Source information:
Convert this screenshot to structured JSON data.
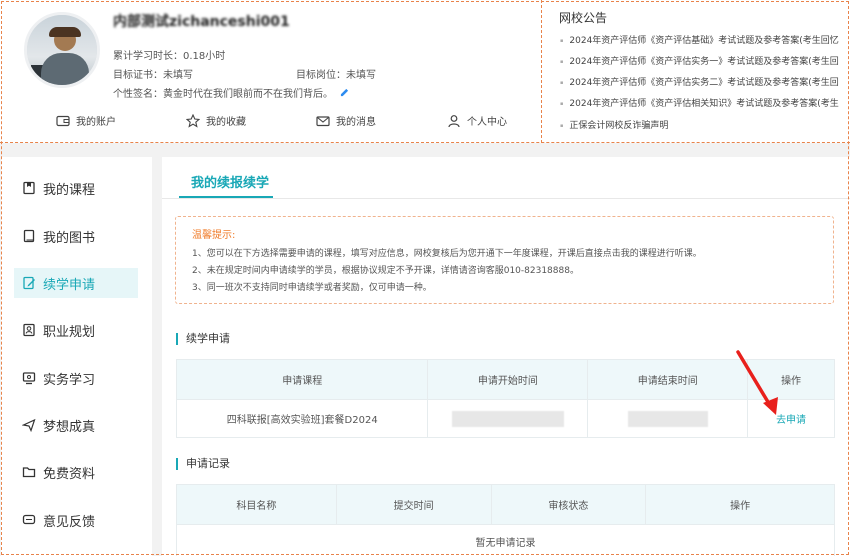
{
  "header": {
    "username": "内部测试zichanceshi001",
    "study_time_label": "累计学习时长：",
    "study_time_value": "0.18小时",
    "cert_label": "目标证书：",
    "cert_value": "未填写",
    "job_label": "目标岗位：",
    "job_value": "未填写",
    "signature_label": "个性签名：",
    "signature_value": "黄金时代在我们眼前而不在我们背后。"
  },
  "quick_links": [
    {
      "label": "我的账户",
      "icon": "wallet-icon"
    },
    {
      "label": "我的收藏",
      "icon": "star-icon"
    },
    {
      "label": "我的消息",
      "icon": "mail-icon"
    },
    {
      "label": "个人中心",
      "icon": "user-icon"
    }
  ],
  "notice": {
    "title": "网校公告",
    "items": [
      "2024年资产评估师《资产评估基础》考试试题及参考答案(考生回忆",
      "2024年资产评估师《资产评估实务一》考试试题及参考答案(考生回",
      "2024年资产评估师《资产评估实务二》考试试题及参考答案(考生回",
      "2024年资产评估师《资产评估相关知识》考试试题及参考答案(考生",
      "正保会计网校反诈骗声明"
    ]
  },
  "sidebar": {
    "items": [
      {
        "label": "我的课程",
        "icon": "course-icon",
        "active": false
      },
      {
        "label": "我的图书",
        "icon": "book-icon",
        "active": false
      },
      {
        "label": "续学申请",
        "icon": "edit-doc-icon",
        "active": true
      },
      {
        "label": "职业规划",
        "icon": "career-icon",
        "active": false
      },
      {
        "label": "实务学习",
        "icon": "monitor-icon",
        "active": false
      },
      {
        "label": "梦想成真",
        "icon": "send-icon",
        "active": false
      },
      {
        "label": "免费资料",
        "icon": "folder-icon",
        "active": false
      },
      {
        "label": "意见反馈",
        "icon": "feedback-icon",
        "active": false
      }
    ]
  },
  "main": {
    "tab_title": "我的续报续学",
    "tip": {
      "title": "温馨提示:",
      "lines": [
        "1、您可以在下方选择需要申请的课程，填写对应信息，网校复核后为您开通下一年度课程，开课后直接点击我的课程进行听课。",
        "2、未在规定时间内申请续学的学员，根据协议规定不予开课，详情请咨询客服010-82318888。",
        "3、同一班次不支持同时申请续学或者奖励，仅可申请一种。"
      ]
    },
    "apply_section": {
      "title": "续学申请",
      "headers": [
        "申请课程",
        "申请开始时间",
        "申请结束时间",
        "操作"
      ],
      "rows": [
        {
          "course": "四科联报[高效实验班]套餐D2024",
          "start": "",
          "end": "",
          "action": "去申请"
        }
      ]
    },
    "record_section": {
      "title": "申请记录",
      "headers": [
        "科目名称",
        "提交时间",
        "审核状态",
        "操作"
      ],
      "empty_text": "暂无申请记录"
    }
  }
}
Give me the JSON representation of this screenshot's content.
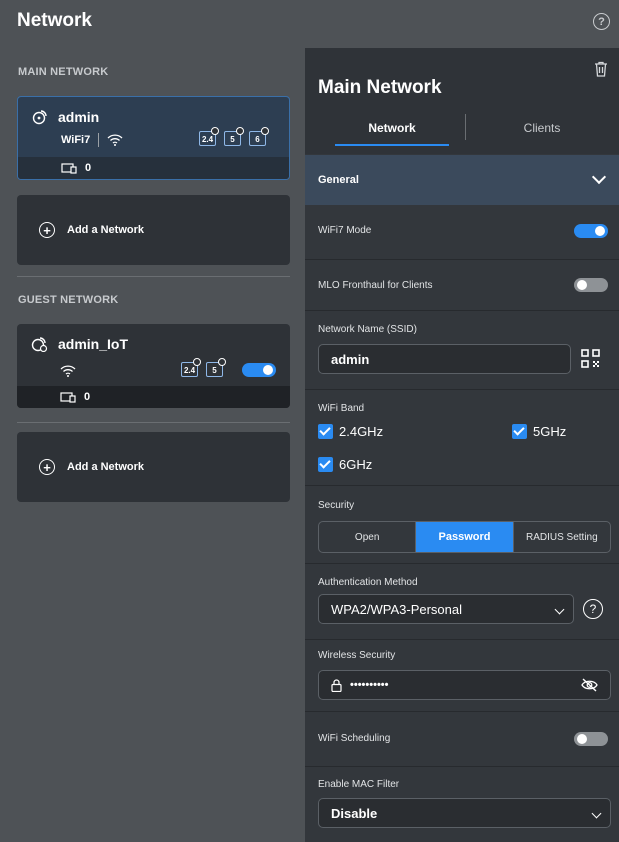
{
  "header": {
    "title": "Network",
    "help_icon": "help-circle-icon"
  },
  "left": {
    "main_section_title": "MAIN NETWORK",
    "main_network": {
      "name": "admin",
      "wifi_badge": "WiFi7",
      "bands": [
        "2.4",
        "5",
        "6"
      ],
      "clients": "0"
    },
    "add_network_label": "Add a Network",
    "guest_section_title": "GUEST NETWORK",
    "guest_network": {
      "name": "admin_IoT",
      "bands": [
        "2.4",
        "5"
      ],
      "clients": "0",
      "enabled": true
    },
    "add_guest_label": "Add a Network"
  },
  "panel": {
    "title": "Main Network",
    "tabs": [
      {
        "label": "Network",
        "active": true
      },
      {
        "label": "Clients",
        "active": false
      }
    ],
    "general_label": "General",
    "wifi7_mode": {
      "label": "WiFi7 Mode",
      "enabled": true
    },
    "mlo": {
      "label": "MLO Fronthaul for Clients",
      "enabled": false
    },
    "ssid": {
      "label": "Network Name (SSID)",
      "value": "admin"
    },
    "wifi_band": {
      "label": "WiFi Band",
      "options": [
        {
          "label": "2.4GHz",
          "checked": true
        },
        {
          "label": "5GHz",
          "checked": true
        },
        {
          "label": "6GHz",
          "checked": true
        }
      ]
    },
    "security": {
      "label": "Security",
      "options": [
        "Open",
        "Password",
        "RADIUS Setting"
      ],
      "selected": "Password"
    },
    "auth_method": {
      "label": "Authentication Method",
      "value": "WPA2/WPA3-Personal"
    },
    "wireless_security": {
      "label": "Wireless Security",
      "value": "••••••••••"
    },
    "wifi_scheduling": {
      "label": "WiFi Scheduling",
      "enabled": false
    },
    "mac_filter": {
      "label": "Enable MAC Filter",
      "value": "Disable"
    }
  },
  "colors": {
    "accent": "#2a8bf2",
    "background": "#4e5256",
    "panel": "#33373c"
  }
}
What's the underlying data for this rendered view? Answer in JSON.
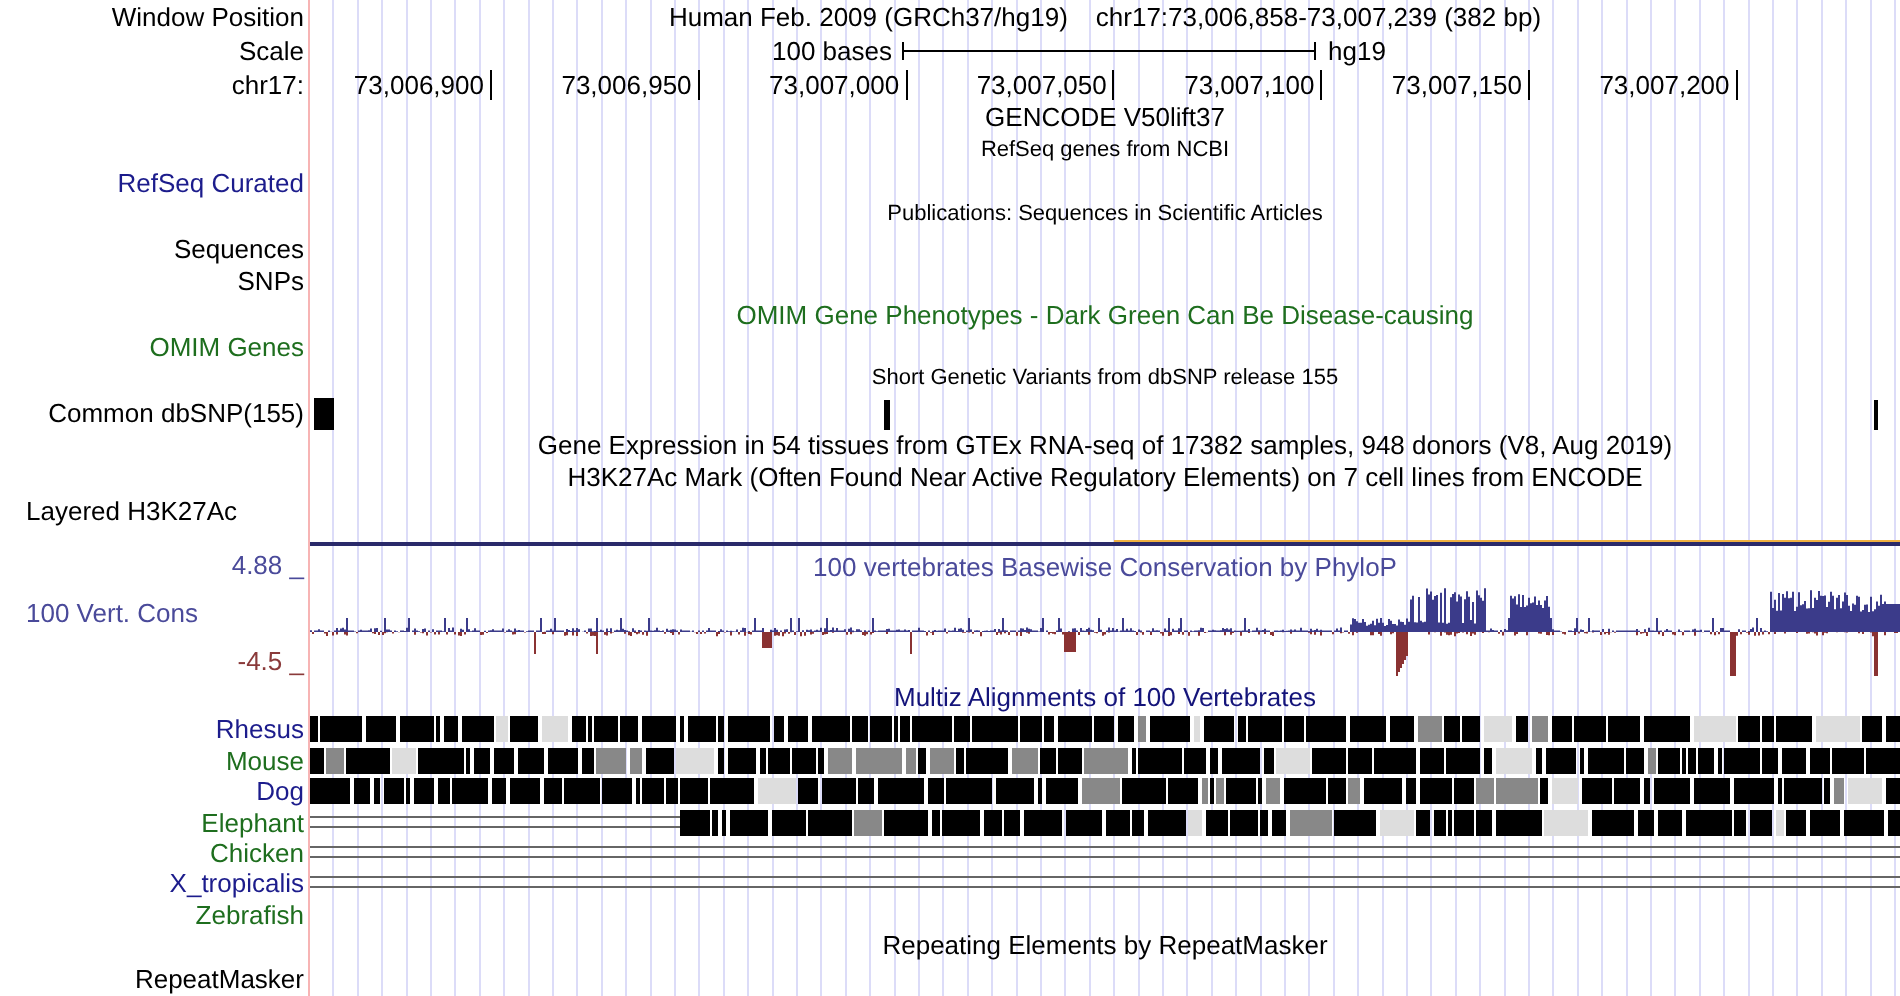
{
  "position": {
    "label": "Window Position",
    "assembly": "Human Feb. 2009 (GRCh37/hg19)",
    "range": "chr17:73,006,858-73,007,239 (382 bp)"
  },
  "scale": {
    "label": "Scale",
    "bar": "100 bases",
    "db": "hg19"
  },
  "ruler": {
    "label": "chr17:",
    "ticks": [
      "73,006,900",
      "73,006,950",
      "73,007,000",
      "73,007,050",
      "73,007,100",
      "73,007,150",
      "73,007,200"
    ]
  },
  "tracks": [
    {
      "kind": "title",
      "text": "GENCODE V50lift37",
      "color": "#000000"
    },
    {
      "kind": "subtitle",
      "text": "RefSeq genes from NCBI",
      "color": "#000000"
    },
    {
      "kind": "label",
      "text": "RefSeq Curated",
      "color": "#1c1c8c"
    },
    {
      "kind": "subtitle",
      "text": "Publications: Sequences in Scientific Articles",
      "color": "#000000"
    },
    {
      "kind": "label",
      "text": "Sequences",
      "color": "#000000"
    },
    {
      "kind": "label",
      "text": "SNPs",
      "color": "#000000"
    },
    {
      "kind": "title",
      "text": "OMIM Gene Phenotypes - Dark Green Can Be Disease-causing",
      "color": "#1e6e1e"
    },
    {
      "kind": "label",
      "text": "OMIM Genes",
      "color": "#1e6e1e"
    },
    {
      "kind": "subtitle",
      "text": "Short Genetic Variants from dbSNP release 155",
      "color": "#000000"
    },
    {
      "kind": "snp",
      "text": "Common dbSNP(155)"
    },
    {
      "kind": "title",
      "text": "Gene Expression in 54 tissues from GTEx RNA-seq of 17382 samples, 948 donors (V8, Aug 2019)",
      "color": "#000000"
    },
    {
      "kind": "title",
      "text": "H3K27Ac Mark (Often Found Near Active Regulatory Elements) on 7 cell lines from ENCODE",
      "color": "#000000"
    },
    {
      "kind": "group-label",
      "text": "Layered H3K27Ac",
      "color": "#000000"
    },
    {
      "kind": "rule"
    },
    {
      "kind": "wiggle",
      "title": "100 vertebrates Basewise Conservation by PhyloP",
      "label": "100 Vert. Cons",
      "max": "4.88 _",
      "min": "-4.5 _"
    },
    {
      "kind": "title",
      "text": "Multiz Alignments of 100 Vertebrates",
      "color": "#14147a"
    },
    {
      "kind": "species-aligned",
      "text": "Rhesus",
      "color": "#1c1c8c"
    },
    {
      "kind": "species-aligned",
      "text": "Mouse",
      "color": "#1e6e1e"
    },
    {
      "kind": "species-aligned",
      "text": "Dog",
      "color": "#1c1c8c"
    },
    {
      "kind": "species-partial",
      "text": "Elephant",
      "color": "#1e6e1e"
    },
    {
      "kind": "species-gap",
      "text": "Chicken",
      "color": "#1e6e1e"
    },
    {
      "kind": "species-gap",
      "text": "X_tropicalis",
      "color": "#1c1c8c"
    },
    {
      "kind": "species-empty",
      "text": "Zebrafish",
      "color": "#1e6e1e"
    },
    {
      "kind": "title",
      "text": "Repeating Elements by RepeatMasker",
      "color": "#000000"
    },
    {
      "kind": "label",
      "text": "RepeatMasker",
      "color": "#000000"
    }
  ]
}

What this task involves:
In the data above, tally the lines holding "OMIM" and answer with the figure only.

Written answer:
2